Coronavirus: What You Need to Know
What is a COVID-19 antibody test?
A COVID-19 antibody test is a blood test that can tell if you previously had COVID-19 and have since recovered. The test involves having your blood drawn at a healthcare facility. It checks for the presence of a particular antibody your body makes when it’s fighting the virus. These antibodies appear in your bloodstream after you’ve been infected. This test is not the same as a nasal swab test and does not check for the presence of the virus that causes COVID-19. You should not get this test if you’re currently experiencing symptoms of COVID-19.
What’s the purpose of antibody testing?
We still have much to discover and learn about the virus and its resulting disease. For the individual patient, this test is currently unlikely to change your medical management or what precautions you need to use such as physical distancing or masking in public. At this time, the test is most useful to understand how much the disease has spread in the community and potentially predict if a second surge of cases is likely to occur. The results may also help us develop new treatments and even a vaccine.
How accurate is the antibody test?
Accuracy of a lab test is measured in “sensitivity” and “specificity.” Sensitivity is the test’s ability to correctly identify those with antibodies (true positives) and specificity is the test’s ability to identify those without the antibodies (true negatives). The test used by the UW virology lab is very sensitive with almost 100% of people who have been infected having a positive test by 25 days after infection. It is also very specific being negative in more than 99% of people who did not have COVID-19. One challenge with this test is that due to the overall low number of people with COVID-19 in the community, it is possible to have a “false positive” result. This means the test will be positive when the person never was infected. This is true for all antibody tests, including a very good one like the one used at UW Medicine.
Who qualifies or doesn’t qualify for an antibody test?
You should not get an antibody test if you’re currently experiencing symptoms of COVID-19, such as a fever, cough, shortness of breath, chills, repeated shaking with chills, muscle pain, headache, sore throat, or new loss of smell or taste.
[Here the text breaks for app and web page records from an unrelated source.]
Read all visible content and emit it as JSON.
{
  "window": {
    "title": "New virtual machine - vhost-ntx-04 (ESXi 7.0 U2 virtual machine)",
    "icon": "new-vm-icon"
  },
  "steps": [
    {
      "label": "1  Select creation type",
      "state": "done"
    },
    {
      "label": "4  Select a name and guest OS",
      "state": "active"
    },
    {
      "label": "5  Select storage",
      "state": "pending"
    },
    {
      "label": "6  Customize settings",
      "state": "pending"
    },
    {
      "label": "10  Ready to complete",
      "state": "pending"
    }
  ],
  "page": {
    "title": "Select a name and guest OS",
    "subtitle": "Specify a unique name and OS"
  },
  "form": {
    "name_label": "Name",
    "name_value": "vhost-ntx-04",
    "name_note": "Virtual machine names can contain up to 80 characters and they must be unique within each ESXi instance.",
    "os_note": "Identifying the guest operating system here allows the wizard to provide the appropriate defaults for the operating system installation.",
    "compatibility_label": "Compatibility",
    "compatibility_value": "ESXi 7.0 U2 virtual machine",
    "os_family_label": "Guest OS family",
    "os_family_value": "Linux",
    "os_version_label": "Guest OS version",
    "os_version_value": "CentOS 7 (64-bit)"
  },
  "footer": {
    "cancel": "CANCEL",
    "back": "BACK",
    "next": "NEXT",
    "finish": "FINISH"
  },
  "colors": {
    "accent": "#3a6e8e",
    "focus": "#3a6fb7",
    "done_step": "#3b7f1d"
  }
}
However, you may qualify for an antibody test if you had a confirmed case of the disease and have since recovered, were previously experiencing symptoms but never got tested, or were exposed to COVID-19 more than 14 days ago. Check your individual insurance plan to see if you’re covered for this type of test.
Results are usually available within one day.
What does a negative result mean?
If your results are negative, it means you don’t have the COVID-19 antibody in your bloodstream and likely never had the disease.
What does a positive result mean?
If your results are positive, it means you previously had a COVID-19 infection. We do not yet know if a positive test result means that a person is immune, and if it does, for how long immunity might last. We hope to learn more in the coming months. If your test is positive, you should continue to follow public health recommendations on social/physical distancing, hand hygiene, environmental cleaning, staying home when ill and mask use. Talk to your doctor about what your results mean.
Currently, antibody tests are only available when ordered by a healthcare professional. Antibody tests involve traveling to a healthcare facility to get your blood drawn, so an appointment is also required. To ask your doctor about getting an antibody test, schedule an appointment by calling 206.520.5000 or by logging in to our eCare patient portal.
“This is an important, new type of testing that we haven’t had access to before. It’s another turning point in the fight against this virus.”
- Interested in an antibody test? Make an appointment to speak with your doctor.
- If you’ve recovered from COVID-19, consider donating your plasma to research.
- See an update from Lisa Brandenburg, president of UW Medicine Hospitals & Clinics.
- If you’re experiencing symptoms of COVID-19, find out how to get tested.
Credit to: UW Medicine